ABOUT THIS TASK: Pull out every line below holding the word "image".

DATA RECORDS:
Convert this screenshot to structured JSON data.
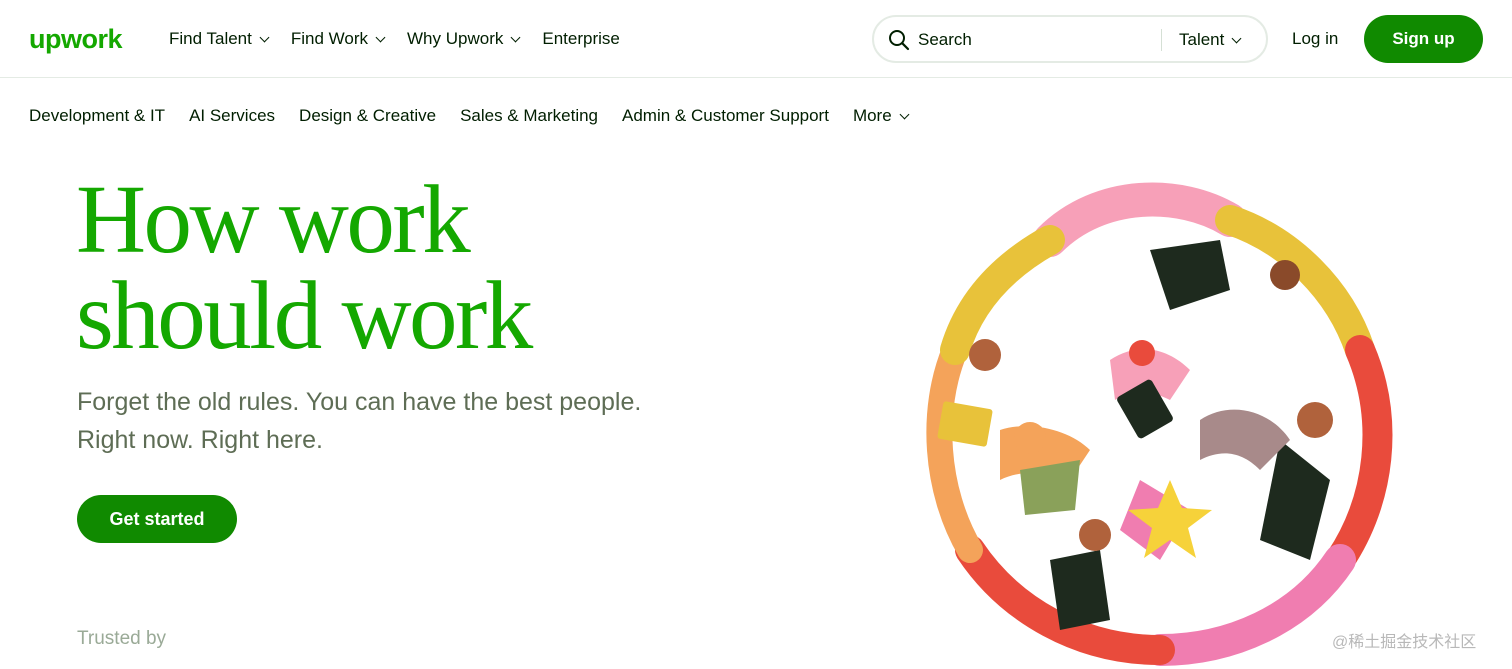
{
  "brand": {
    "logo_text": "upwork",
    "color": "#14a800",
    "button_green": "#108a00"
  },
  "header": {
    "nav": [
      {
        "label": "Find Talent",
        "has_dropdown": true
      },
      {
        "label": "Find Work",
        "has_dropdown": true
      },
      {
        "label": "Why Upwork",
        "has_dropdown": true
      },
      {
        "label": "Enterprise",
        "has_dropdown": false
      }
    ],
    "search": {
      "placeholder": "Search",
      "scope_label": "Talent",
      "icon": "search-icon"
    },
    "login_label": "Log in",
    "signup_label": "Sign up"
  },
  "categories": [
    "Development & IT",
    "AI Services",
    "Design & Creative",
    "Sales & Marketing",
    "Admin & Customer Support"
  ],
  "categories_more": "More",
  "hero": {
    "title_line1": "How work",
    "title_line2": "should work",
    "subtitle_line1": "Forget the old rules. You can have the best people.",
    "subtitle_line2": "Right now. Right here.",
    "cta_label": "Get started",
    "trusted_label": "Trusted by"
  },
  "watermark": "@稀土掘金技术社区"
}
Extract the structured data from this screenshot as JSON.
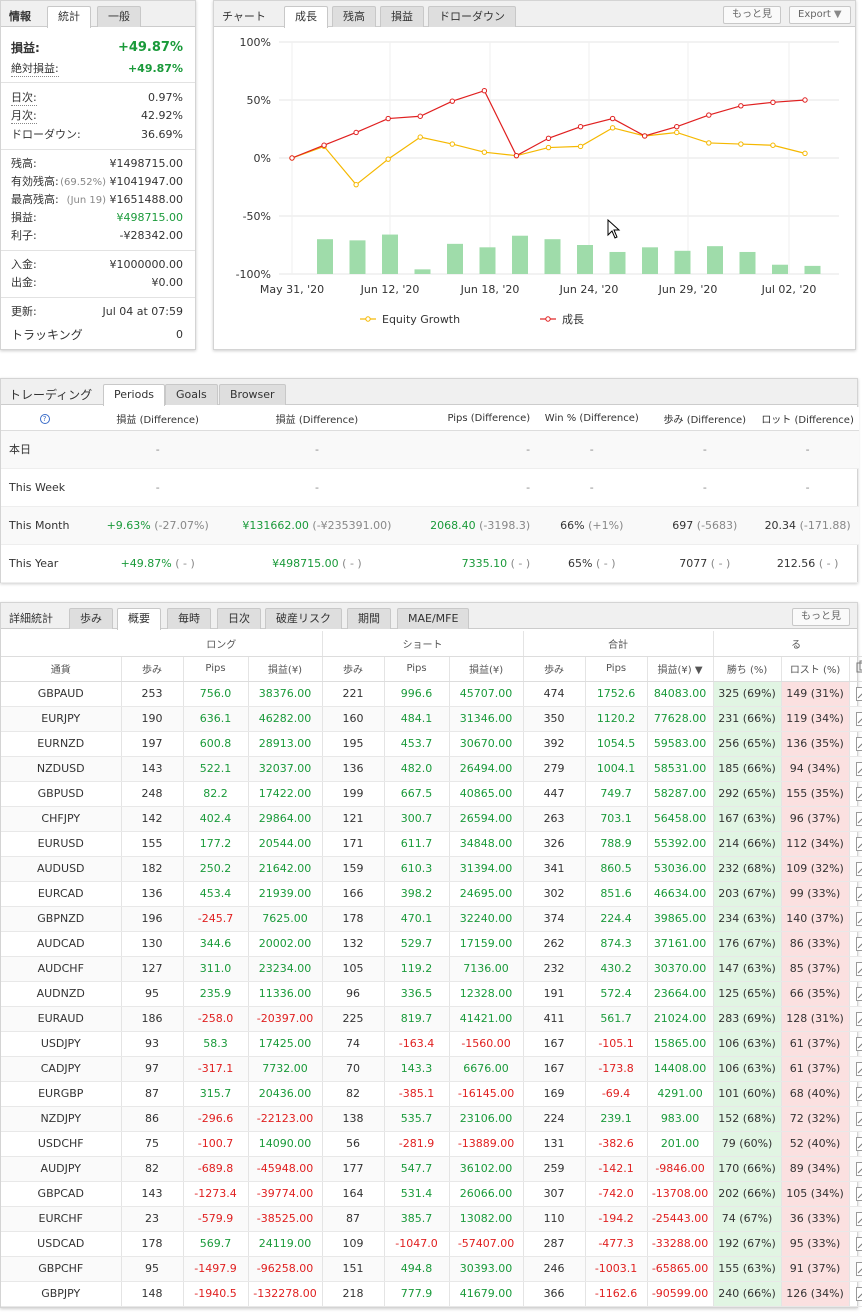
{
  "info": {
    "tabs": [
      "情報",
      "統計",
      "一般"
    ],
    "gain_label": "損益:",
    "gain_value": "+49.87%",
    "abs_gain_label": "絶対損益:",
    "abs_gain_value": "+49.87%",
    "daily_label": "日次:",
    "daily_value": "0.97%",
    "monthly_label": "月次:",
    "monthly_value": "42.92%",
    "drawdown_label": "ドローダウン:",
    "drawdown_value": "36.69%",
    "balance_label": "残高:",
    "balance_value": "¥1498715.00",
    "equity_label": "有効残高:",
    "equity_pct": "(69.52%)",
    "equity_value": "¥1041947.00",
    "highest_label": "最高残高:",
    "highest_date": "(Jun 19)",
    "highest_value": "¥1651488.00",
    "profit_label": "損益:",
    "profit_value": "¥498715.00",
    "interest_label": "利子:",
    "interest_value": "-¥28342.00",
    "deposits_label": "入金:",
    "deposits_value": "¥1000000.00",
    "withdrawals_label": "出金:",
    "withdrawals_value": "¥0.00",
    "updated_label": "更新:",
    "updated_value": "Jul 04 at 07:59",
    "tracking_label": "トラッキング",
    "tracking_value": "0"
  },
  "chart_panel": {
    "title": "チャート",
    "tabs": [
      "成長",
      "残高",
      "損益",
      "ドローダウン"
    ],
    "more_label": "もっと見",
    "export_label": "Export"
  },
  "chart_data": {
    "type": "line",
    "x": [
      "May 31, '20",
      "Jun 12, '20",
      "Jun 18, '20",
      "Jun 24, '20",
      "Jun 29, '20",
      "Jul 02, '20"
    ],
    "y_ticks": [
      "100%",
      "50%",
      "0%",
      "-50%",
      "-100%"
    ],
    "ylim": [
      -100,
      100
    ],
    "series": [
      {
        "name": "Equity Growth",
        "color": "#f5b800",
        "values": [
          0,
          10,
          -23,
          -1,
          18,
          12,
          5,
          2,
          9,
          10,
          26,
          19,
          22,
          13,
          12,
          11,
          4
        ]
      },
      {
        "name": "成長",
        "color": "#e02020",
        "values": [
          0,
          11,
          22,
          34,
          36,
          49,
          58,
          2,
          17,
          27,
          34,
          19,
          27,
          37,
          45,
          48,
          50
        ]
      }
    ],
    "bars": {
      "color": "#9fdcaa",
      "values": [
        30,
        29,
        34,
        4,
        26,
        23,
        33,
        30,
        25,
        19,
        23,
        20,
        24,
        19,
        8,
        7
      ]
    }
  },
  "trading": {
    "title": "トレーディング",
    "tabs": [
      "Periods",
      "Goals",
      "Browser"
    ],
    "help_icon": "?",
    "headers": [
      "損益 (Difference)",
      "損益 (Difference)",
      "Pips (Difference)",
      "Win % (Difference)",
      "歩み (Difference)",
      "ロット (Difference)"
    ],
    "rows": [
      {
        "label": "本日",
        "cells": [
          [
            "-",
            ""
          ],
          [
            "-",
            ""
          ],
          [
            "-",
            ""
          ],
          [
            "-",
            ""
          ],
          [
            "-",
            ""
          ],
          [
            "-",
            ""
          ]
        ]
      },
      {
        "label": "This Week",
        "cells": [
          [
            "-",
            ""
          ],
          [
            "-",
            ""
          ],
          [
            "-",
            ""
          ],
          [
            "-",
            ""
          ],
          [
            "-",
            ""
          ],
          [
            "-",
            ""
          ]
        ]
      },
      {
        "label": "This Month",
        "cells": [
          [
            "+9.63%",
            "(-27.07%)"
          ],
          [
            "¥131662.00",
            "(-¥235391.00)"
          ],
          [
            "2068.40",
            "(-3198.3)"
          ],
          [
            "66%",
            "(+1%)"
          ],
          [
            "697",
            "(-5683)"
          ],
          [
            "20.34",
            "(-171.88)"
          ]
        ]
      },
      {
        "label": "This Year",
        "cells": [
          [
            "+49.87%",
            "( - )"
          ],
          [
            "¥498715.00",
            "( - )"
          ],
          [
            "7335.10",
            "( - )"
          ],
          [
            "65%",
            "( - )"
          ],
          [
            "7077",
            "( - )"
          ],
          [
            "212.56",
            "( - )"
          ]
        ]
      }
    ]
  },
  "stats": {
    "title": "詳細統計",
    "tabs": [
      "歩み",
      "概要",
      "毎時",
      "日次",
      "破産リスク",
      "期間",
      "MAE/MFE"
    ],
    "more_label": "もっと見",
    "group_long": "ロング",
    "group_short": "ショート",
    "group_total": "合計",
    "group_extra": "る",
    "col_currency": "通貨",
    "col_trades": "歩み",
    "col_pips": "Pips",
    "col_profit": "損益(¥)",
    "col_profit_sorted": "損益(¥) ▼",
    "col_win": "勝ち (%)",
    "col_loss": "ロスト (%)",
    "rows": [
      [
        "GBPAUD",
        "253",
        "756.0",
        "38376.00",
        "221",
        "996.6",
        "45707.00",
        "474",
        "1752.6",
        "84083.00",
        "325 (69%)",
        "149 (31%)"
      ],
      [
        "EURJPY",
        "190",
        "636.1",
        "46282.00",
        "160",
        "484.1",
        "31346.00",
        "350",
        "1120.2",
        "77628.00",
        "231 (66%)",
        "119 (34%)"
      ],
      [
        "EURNZD",
        "197",
        "600.8",
        "28913.00",
        "195",
        "453.7",
        "30670.00",
        "392",
        "1054.5",
        "59583.00",
        "256 (65%)",
        "136 (35%)"
      ],
      [
        "NZDUSD",
        "143",
        "522.1",
        "32037.00",
        "136",
        "482.0",
        "26494.00",
        "279",
        "1004.1",
        "58531.00",
        "185 (66%)",
        "94 (34%)"
      ],
      [
        "GBPUSD",
        "248",
        "82.2",
        "17422.00",
        "199",
        "667.5",
        "40865.00",
        "447",
        "749.7",
        "58287.00",
        "292 (65%)",
        "155 (35%)"
      ],
      [
        "CHFJPY",
        "142",
        "402.4",
        "29864.00",
        "121",
        "300.7",
        "26594.00",
        "263",
        "703.1",
        "56458.00",
        "167 (63%)",
        "96 (37%)"
      ],
      [
        "EURUSD",
        "155",
        "177.2",
        "20544.00",
        "171",
        "611.7",
        "34848.00",
        "326",
        "788.9",
        "55392.00",
        "214 (66%)",
        "112 (34%)"
      ],
      [
        "AUDUSD",
        "182",
        "250.2",
        "21642.00",
        "159",
        "610.3",
        "31394.00",
        "341",
        "860.5",
        "53036.00",
        "232 (68%)",
        "109 (32%)"
      ],
      [
        "EURCAD",
        "136",
        "453.4",
        "21939.00",
        "166",
        "398.2",
        "24695.00",
        "302",
        "851.6",
        "46634.00",
        "203 (67%)",
        "99 (33%)"
      ],
      [
        "GBPNZD",
        "196",
        "-245.7",
        "7625.00",
        "178",
        "470.1",
        "32240.00",
        "374",
        "224.4",
        "39865.00",
        "234 (63%)",
        "140 (37%)"
      ],
      [
        "AUDCAD",
        "130",
        "344.6",
        "20002.00",
        "132",
        "529.7",
        "17159.00",
        "262",
        "874.3",
        "37161.00",
        "176 (67%)",
        "86 (33%)"
      ],
      [
        "AUDCHF",
        "127",
        "311.0",
        "23234.00",
        "105",
        "119.2",
        "7136.00",
        "232",
        "430.2",
        "30370.00",
        "147 (63%)",
        "85 (37%)"
      ],
      [
        "AUDNZD",
        "95",
        "235.9",
        "11336.00",
        "96",
        "336.5",
        "12328.00",
        "191",
        "572.4",
        "23664.00",
        "125 (65%)",
        "66 (35%)"
      ],
      [
        "EURAUD",
        "186",
        "-258.0",
        "-20397.00",
        "225",
        "819.7",
        "41421.00",
        "411",
        "561.7",
        "21024.00",
        "283 (69%)",
        "128 (31%)"
      ],
      [
        "USDJPY",
        "93",
        "58.3",
        "17425.00",
        "74",
        "-163.4",
        "-1560.00",
        "167",
        "-105.1",
        "15865.00",
        "106 (63%)",
        "61 (37%)"
      ],
      [
        "CADJPY",
        "97",
        "-317.1",
        "7732.00",
        "70",
        "143.3",
        "6676.00",
        "167",
        "-173.8",
        "14408.00",
        "106 (63%)",
        "61 (37%)"
      ],
      [
        "EURGBP",
        "87",
        "315.7",
        "20436.00",
        "82",
        "-385.1",
        "-16145.00",
        "169",
        "-69.4",
        "4291.00",
        "101 (60%)",
        "68 (40%)"
      ],
      [
        "NZDJPY",
        "86",
        "-296.6",
        "-22123.00",
        "138",
        "535.7",
        "23106.00",
        "224",
        "239.1",
        "983.00",
        "152 (68%)",
        "72 (32%)"
      ],
      [
        "USDCHF",
        "75",
        "-100.7",
        "14090.00",
        "56",
        "-281.9",
        "-13889.00",
        "131",
        "-382.6",
        "201.00",
        "79 (60%)",
        "52 (40%)"
      ],
      [
        "AUDJPY",
        "82",
        "-689.8",
        "-45948.00",
        "177",
        "547.7",
        "36102.00",
        "259",
        "-142.1",
        "-9846.00",
        "170 (66%)",
        "89 (34%)"
      ],
      [
        "GBPCAD",
        "143",
        "-1273.4",
        "-39774.00",
        "164",
        "531.4",
        "26066.00",
        "307",
        "-742.0",
        "-13708.00",
        "202 (66%)",
        "105 (34%)"
      ],
      [
        "EURCHF",
        "23",
        "-579.9",
        "-38525.00",
        "87",
        "385.7",
        "13082.00",
        "110",
        "-194.2",
        "-25443.00",
        "74 (67%)",
        "36 (33%)"
      ],
      [
        "USDCAD",
        "178",
        "569.7",
        "24119.00",
        "109",
        "-1047.0",
        "-57407.00",
        "287",
        "-477.3",
        "-33288.00",
        "192 (67%)",
        "95 (33%)"
      ],
      [
        "GBPCHF",
        "95",
        "-1497.9",
        "-96258.00",
        "151",
        "494.8",
        "30393.00",
        "246",
        "-1003.1",
        "-65865.00",
        "155 (63%)",
        "91 (37%)"
      ],
      [
        "GBPJPY",
        "148",
        "-1940.5",
        "-132278.00",
        "218",
        "777.9",
        "41679.00",
        "366",
        "-1162.6",
        "-90599.00",
        "240 (66%)",
        "126 (34%)"
      ]
    ]
  }
}
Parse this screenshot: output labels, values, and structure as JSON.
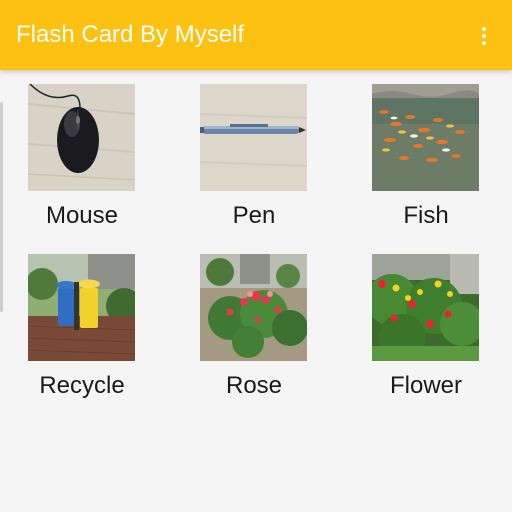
{
  "app_bar": {
    "title": "Flash Card By Myself",
    "menu_icon": "more-vert-icon"
  },
  "cards": [
    {
      "label": "Mouse",
      "image": "computer-mouse-photo"
    },
    {
      "label": "Pen",
      "image": "pen-photo"
    },
    {
      "label": "Fish",
      "image": "koi-fish-pond-photo"
    },
    {
      "label": "Recycle",
      "image": "recycle-bins-photo"
    },
    {
      "label": "Rose",
      "image": "rose-bush-photo"
    },
    {
      "label": "Flower",
      "image": "flower-bed-photo"
    }
  ]
}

YOUR RESPONSE:
      "image": "computer-mouse-photo"
      "image": "pen-photo"
      "image": "koi-fish-pond-photo"
      "image": "recycle-bins-photo"
      "image": "rose-bush-photo"
      "image": "flower-bed-photo"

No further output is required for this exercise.